I thought it was supposed to be: 48 -------- = 2 2(9+3) The way it is written 48/2(9+3) is indeed 3 factors: 48 * 2^-1 * 12 = 288 Multiplication is a continued operation meaning all calculators will solve 288.
I was taught with PEMDAS (or Please Excuse My Dear Aunt Sally--parentheses, Exponents, Multiplication, division, addition, and subtraction). The way I would do this problem is this: 48/2(9+3) 1: Paretheses--48/2(12) 2: Multiplication or Division left-to-right--24(12) 3: Multiply: 24x12=288
If Multiplication is first, you did it out of sequence. My Dear Aunt Sadie is the one I learned. I interpret the 12 as under the division symbol, especially since the problem started with the ÷ symbol. 1. 48÷2(9+3) 2. 48÷2(12) 3. 48÷24 4. 2 Consistency is important. 6÷2(1+2) 6÷2(3) 6÷6 1 I also disagree with post #12. Contrary to what I keep reading, from 1st grade to college I was taught they do not have the same precedence, which is why the MDAS exists. It is to prevent this exact ambiguity. As illustrated by all the examples, an order of precedence must exist.
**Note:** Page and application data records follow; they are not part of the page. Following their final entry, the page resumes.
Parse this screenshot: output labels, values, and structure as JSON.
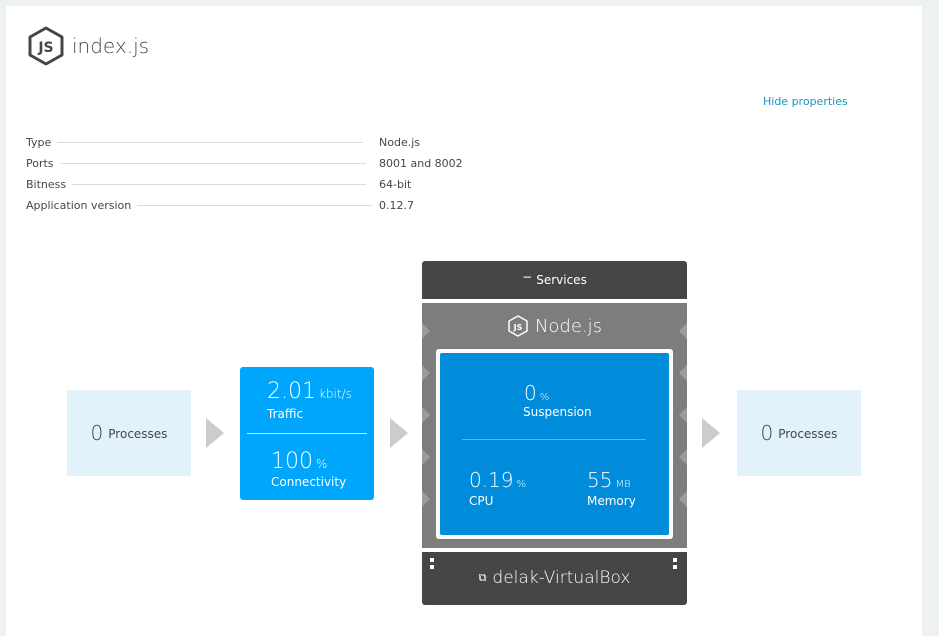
{
  "header": {
    "title": "index.js",
    "icon": "nodejs-logo-icon"
  },
  "hide_properties": "Hide properties",
  "properties": [
    {
      "key": "Type",
      "value": "Node.js"
    },
    {
      "key": "Ports",
      "value": "8001 and 8002"
    },
    {
      "key": "Bitness",
      "value": "64-bit"
    },
    {
      "key": "Application version",
      "value": "0.12.7"
    }
  ],
  "left_processes": {
    "count": "0",
    "label": "Processes"
  },
  "right_processes": {
    "count": "0",
    "label": "Processes"
  },
  "traffic": {
    "value": "2.01",
    "unit": "kbit/s",
    "label": "Traffic"
  },
  "connectivity": {
    "value": "100",
    "unit": "%",
    "label": "Connectivity"
  },
  "services": {
    "header": "Services",
    "title": "Node.js",
    "suspension": {
      "value": "0",
      "unit": "%",
      "label": "Suspension"
    },
    "cpu": {
      "value": "0.19",
      "unit": "%",
      "label": "CPU"
    },
    "memory": {
      "value": "55",
      "unit": "MB",
      "label": "Memory"
    },
    "host": "delak-VirtualBox"
  },
  "colors": {
    "accent_blue": "#00a6fb",
    "inner_blue": "#008cdb",
    "dark_gray": "#454646",
    "mid_gray": "#7c7e7e",
    "light_blue_box": "#e1f2fa",
    "link": "#1496be"
  }
}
The ambiguity seems to stem from the 2(9+3) term. It should read 2*(9+3) or (2(9+3)), then there would be no issue and the desired result (either 2 or 288) would be obvious. I think most of us would interpret 48/2x as: 48 --- 2x So if we write 48/2x, where x=(9+3), we would come up with the answer 2, not 288. For me, it has always been that implied multiplication is done before explicit multiplication or division. For this reason I would say the answer is 2. I too disagree with post 12.
I agree with post #12. Officially, however, the expression 48/2X is wrong, because there is no operator between 2 and X. If I were a calculator I would display an error on my screen. If you re-write it as 48/2*X, then I would interpret it as I 'm quite sure that was the case when we examined things a bit deeper in highschool, but in my EE university school I 'm in this is definitely the case. Mostly because programming languages (those that I know of, at least) have multiplication and division in the exact same priority.
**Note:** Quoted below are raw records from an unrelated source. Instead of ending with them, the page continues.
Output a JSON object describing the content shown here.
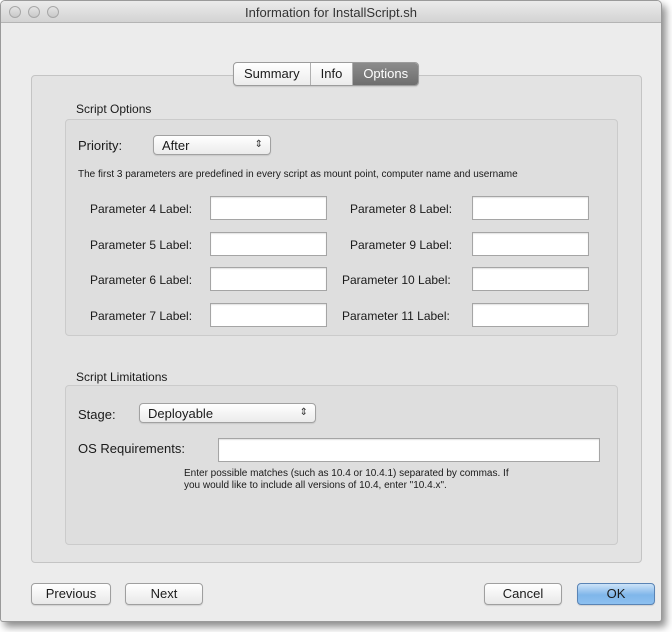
{
  "window": {
    "title": "Information for InstallScript.sh"
  },
  "tabs": [
    {
      "label": "Summary",
      "active": false
    },
    {
      "label": "Info",
      "active": false
    },
    {
      "label": "Options",
      "active": true
    }
  ],
  "script_options": {
    "title": "Script Options",
    "priority_label": "Priority:",
    "priority_value": "After",
    "description": "The first 3 parameters are predefined in every script as mount point, computer name and username",
    "parameters_left": [
      {
        "label": "Parameter 4 Label:",
        "value": ""
      },
      {
        "label": "Parameter 5 Label:",
        "value": ""
      },
      {
        "label": "Parameter 6 Label:",
        "value": ""
      },
      {
        "label": "Parameter 7 Label:",
        "value": ""
      }
    ],
    "parameters_right": [
      {
        "label": "Parameter 8 Label:",
        "value": ""
      },
      {
        "label": "Parameter 9 Label:",
        "value": ""
      },
      {
        "label": "Parameter 10 Label:",
        "value": ""
      },
      {
        "label": "Parameter 11 Label:",
        "value": ""
      }
    ]
  },
  "script_limitations": {
    "title": "Script Limitations",
    "stage_label": "Stage:",
    "stage_value": "Deployable",
    "os_label": "OS Requirements:",
    "os_value": "",
    "hint_line1": "Enter possible matches (such as 10.4 or 10.4.1) separated by commas. If",
    "hint_line2": "you would like to include all versions of 10.4, enter \"10.4.x\"."
  },
  "footer": {
    "previous": "Previous",
    "next": "Next",
    "cancel": "Cancel",
    "ok": "OK"
  },
  "colors": {
    "default_button": "#7fb6ea",
    "selected_tab": "#7a7a7a"
  }
}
Multiplication and Division are of equal importance--whichever comes first is done first. In that case, as was mentioned in another post, 48/2X would be READ as 48/(2X), but would actually be calculated as 24X. The same goes for addition and subtraction--equal in importance, so just go left to right. Der Strom
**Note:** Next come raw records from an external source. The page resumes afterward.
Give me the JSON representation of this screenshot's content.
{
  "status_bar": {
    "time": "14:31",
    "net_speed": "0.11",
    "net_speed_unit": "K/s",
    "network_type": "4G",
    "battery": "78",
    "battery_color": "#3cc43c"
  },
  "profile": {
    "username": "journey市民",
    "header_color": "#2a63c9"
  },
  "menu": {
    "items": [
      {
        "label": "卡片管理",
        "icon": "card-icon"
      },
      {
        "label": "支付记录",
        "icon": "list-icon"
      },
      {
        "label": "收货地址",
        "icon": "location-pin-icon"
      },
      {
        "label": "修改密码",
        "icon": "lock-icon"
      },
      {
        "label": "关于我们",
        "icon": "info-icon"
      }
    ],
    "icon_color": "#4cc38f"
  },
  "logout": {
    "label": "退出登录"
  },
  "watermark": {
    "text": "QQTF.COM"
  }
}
If this was true, the problem would have to have been 48/2(1/x) in order to get the x in the denominator.
I'm quite amazed at the last two responses. Things must have changed drastically in the way mathematics is being taught in school these days. Do you not do functions of variables anymore? Back in ancient times things like this could be written: y = 3/2x + c Wherein everyone in the class would see that 1st term as 3 over 2x If we wanted it differently we would just write: y = 3x/2 + c But I guess that no longer makes sense. Oh well. Like I said, we all knew and understood that implied multiplication was done first. Always. Made life easier when we were all on the same page.